Users: The Reasons IT in School is Different from IT in Business

Many IT professional find the strategies that made them successful in business and industry do not transfer into educational institutions. What used to keep users of IT and their leaders and manager content does not produce the same results. The differences between IT users in other organizations and IT user in school can be summarized in five characteristics:  

  1. Business user tend to be competent in basic skills such as literacy. When building systems for business users, IT professionals can assume the users have some basic digital literacy and can operate a computer, they can read the screen and directions, and interact with the graphical user interfaces to so they can accomplish their tasks. When referring to school-aged learners, it seems inaccurate to suggest they lack these basic competences. I like to use the term “emerging competence” to characterize students. As they become more competent readers and writers, they will become more competent users of IT as well.  
  1. When designing systems for business users, the IT professionals have quite clear requirements and the users will need certain software, hardware, to function and they will need access to the specific data needed for their work, but little else. Even in schools that supply computers to students (even if it is an Internet-only devices such as a Chromebook), the hardware, software, and data needs of students which use specific devices may be very different. This means school IT users require more flexible systems. Flexible systems have the potential to be less reliable, robust, and secure than single-purpose systems.  
  1. In business and industry, users are selected for the role.  Employees selected themselves for the work by applying) and were selected for the position (by being hired). Both of these gateways ensure those who use computers for their work have the necessary skills or the ability to gain them and are motivated to learn and use the systems. If this proves to be not true, there are options for the employer and the employee. If training or other support does not resolve the problems using the computers, they can be removed from the position. This is generally not an option for students. Attendance is compulsory and schools are obligated to provide education to all students. For these reasons, IT professionals in schools must accommodate to a wide range of users and denying access to some users may violate those individual’s right to an education.  
  1. Most employees in business have very specific, limited, and well-known IT and data needs. These are associated with the job they perform.

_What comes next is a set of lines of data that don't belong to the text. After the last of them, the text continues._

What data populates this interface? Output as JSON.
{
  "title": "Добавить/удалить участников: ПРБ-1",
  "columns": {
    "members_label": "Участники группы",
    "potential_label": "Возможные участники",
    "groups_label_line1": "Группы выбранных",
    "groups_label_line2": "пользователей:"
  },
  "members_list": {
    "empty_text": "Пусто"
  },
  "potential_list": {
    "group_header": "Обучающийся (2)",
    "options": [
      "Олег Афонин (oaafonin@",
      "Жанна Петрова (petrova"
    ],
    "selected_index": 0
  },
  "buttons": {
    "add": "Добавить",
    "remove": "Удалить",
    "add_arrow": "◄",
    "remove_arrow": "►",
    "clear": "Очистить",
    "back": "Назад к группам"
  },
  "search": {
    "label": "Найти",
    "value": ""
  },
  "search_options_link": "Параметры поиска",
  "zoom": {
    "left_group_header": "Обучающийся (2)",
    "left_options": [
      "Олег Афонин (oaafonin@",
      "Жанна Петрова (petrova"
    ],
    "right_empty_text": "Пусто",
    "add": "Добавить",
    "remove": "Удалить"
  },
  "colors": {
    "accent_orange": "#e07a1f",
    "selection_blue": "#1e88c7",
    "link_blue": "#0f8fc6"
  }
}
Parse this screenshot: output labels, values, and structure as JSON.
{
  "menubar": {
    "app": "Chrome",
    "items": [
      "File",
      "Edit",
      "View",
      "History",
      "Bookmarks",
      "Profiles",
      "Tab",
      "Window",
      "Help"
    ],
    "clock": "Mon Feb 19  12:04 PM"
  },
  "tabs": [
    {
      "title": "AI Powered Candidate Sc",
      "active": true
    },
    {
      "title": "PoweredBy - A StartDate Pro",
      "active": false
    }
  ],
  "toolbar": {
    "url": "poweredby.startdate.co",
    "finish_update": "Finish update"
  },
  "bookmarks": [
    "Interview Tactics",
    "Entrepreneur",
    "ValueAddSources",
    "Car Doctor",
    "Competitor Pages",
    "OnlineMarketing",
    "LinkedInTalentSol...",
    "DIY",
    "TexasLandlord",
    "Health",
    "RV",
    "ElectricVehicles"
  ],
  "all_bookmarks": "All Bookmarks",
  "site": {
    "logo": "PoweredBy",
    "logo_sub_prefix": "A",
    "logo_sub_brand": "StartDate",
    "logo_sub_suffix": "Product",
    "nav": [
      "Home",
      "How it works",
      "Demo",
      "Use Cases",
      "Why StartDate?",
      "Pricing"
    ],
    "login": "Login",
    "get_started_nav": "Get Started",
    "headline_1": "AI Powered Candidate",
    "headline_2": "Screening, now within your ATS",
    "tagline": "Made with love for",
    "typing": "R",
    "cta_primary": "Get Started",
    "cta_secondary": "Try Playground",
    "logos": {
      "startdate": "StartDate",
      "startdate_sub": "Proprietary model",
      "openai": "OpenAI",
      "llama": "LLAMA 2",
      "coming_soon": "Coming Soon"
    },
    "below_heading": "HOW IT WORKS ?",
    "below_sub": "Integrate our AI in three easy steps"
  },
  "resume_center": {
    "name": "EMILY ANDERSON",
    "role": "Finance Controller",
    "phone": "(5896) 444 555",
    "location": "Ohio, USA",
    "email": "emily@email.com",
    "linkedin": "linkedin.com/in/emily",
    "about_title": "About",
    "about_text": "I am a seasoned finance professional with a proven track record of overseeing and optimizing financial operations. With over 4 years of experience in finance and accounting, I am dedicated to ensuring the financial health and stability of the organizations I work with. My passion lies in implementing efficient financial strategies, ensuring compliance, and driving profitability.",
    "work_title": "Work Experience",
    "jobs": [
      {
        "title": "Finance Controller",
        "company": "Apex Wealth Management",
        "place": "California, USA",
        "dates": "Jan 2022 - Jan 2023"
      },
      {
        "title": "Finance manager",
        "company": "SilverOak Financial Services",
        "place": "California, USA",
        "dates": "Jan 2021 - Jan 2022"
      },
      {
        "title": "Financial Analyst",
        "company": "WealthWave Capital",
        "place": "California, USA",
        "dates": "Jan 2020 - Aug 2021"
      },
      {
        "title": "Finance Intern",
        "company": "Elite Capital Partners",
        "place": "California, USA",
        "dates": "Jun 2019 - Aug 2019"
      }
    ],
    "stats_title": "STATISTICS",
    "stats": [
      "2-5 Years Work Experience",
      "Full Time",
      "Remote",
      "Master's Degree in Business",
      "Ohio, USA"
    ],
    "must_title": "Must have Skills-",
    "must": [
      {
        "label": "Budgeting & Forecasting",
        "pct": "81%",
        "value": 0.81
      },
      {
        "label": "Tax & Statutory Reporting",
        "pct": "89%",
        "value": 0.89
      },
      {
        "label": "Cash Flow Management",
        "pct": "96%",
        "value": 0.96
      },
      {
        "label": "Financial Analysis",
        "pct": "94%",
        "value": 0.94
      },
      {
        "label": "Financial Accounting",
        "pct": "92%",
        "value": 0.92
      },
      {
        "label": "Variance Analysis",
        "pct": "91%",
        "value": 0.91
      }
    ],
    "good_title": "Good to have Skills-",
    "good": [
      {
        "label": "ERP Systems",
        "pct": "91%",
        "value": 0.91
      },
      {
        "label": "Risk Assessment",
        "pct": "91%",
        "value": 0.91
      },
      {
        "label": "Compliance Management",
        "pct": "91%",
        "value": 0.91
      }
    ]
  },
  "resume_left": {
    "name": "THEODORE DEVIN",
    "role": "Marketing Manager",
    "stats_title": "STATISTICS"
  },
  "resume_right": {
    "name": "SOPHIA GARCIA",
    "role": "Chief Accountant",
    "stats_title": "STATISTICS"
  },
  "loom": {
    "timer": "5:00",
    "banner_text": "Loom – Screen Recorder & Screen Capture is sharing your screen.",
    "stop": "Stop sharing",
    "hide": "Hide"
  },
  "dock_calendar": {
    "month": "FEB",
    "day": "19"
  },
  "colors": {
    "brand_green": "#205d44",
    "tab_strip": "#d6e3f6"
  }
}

This makes it easy for IT to deploy reliable, robust, and secure systems. Compared to this function-driven need, the IT in schools must be sufficiently flexible to allow interest-driven uses. With the increasing installation of Internet-only devices (Chromebooks) in schools, the need to installation and manage applications has been reduced.  
  1. A final fundamental difference is the relative stability of business users compared to school users. As curriculum changes, the IT needs are likely to change. In addition, users’ skills change over time in a periodic way. The students who struggle to use keyboards early in the school year, become more facile as they gain experience. When the next school year begins, those students are replaced with others who lack the experience.   

It is an unfortunate reality that many IT leaders in schools are quick to blame users or dismiss their complaints. It is and equally unfortunate reality that school leaders often observe the difficulties between IT professionals and educational professions, but they fail to address it.

We have strategies for bridging those gaps. We can gather data to support the reality of the difficulties and that suggests actions to address them. Until school and technology leaders recognize and get help to resolve these difficulties, the money paid for technology and the professionals who “manage it is wasted.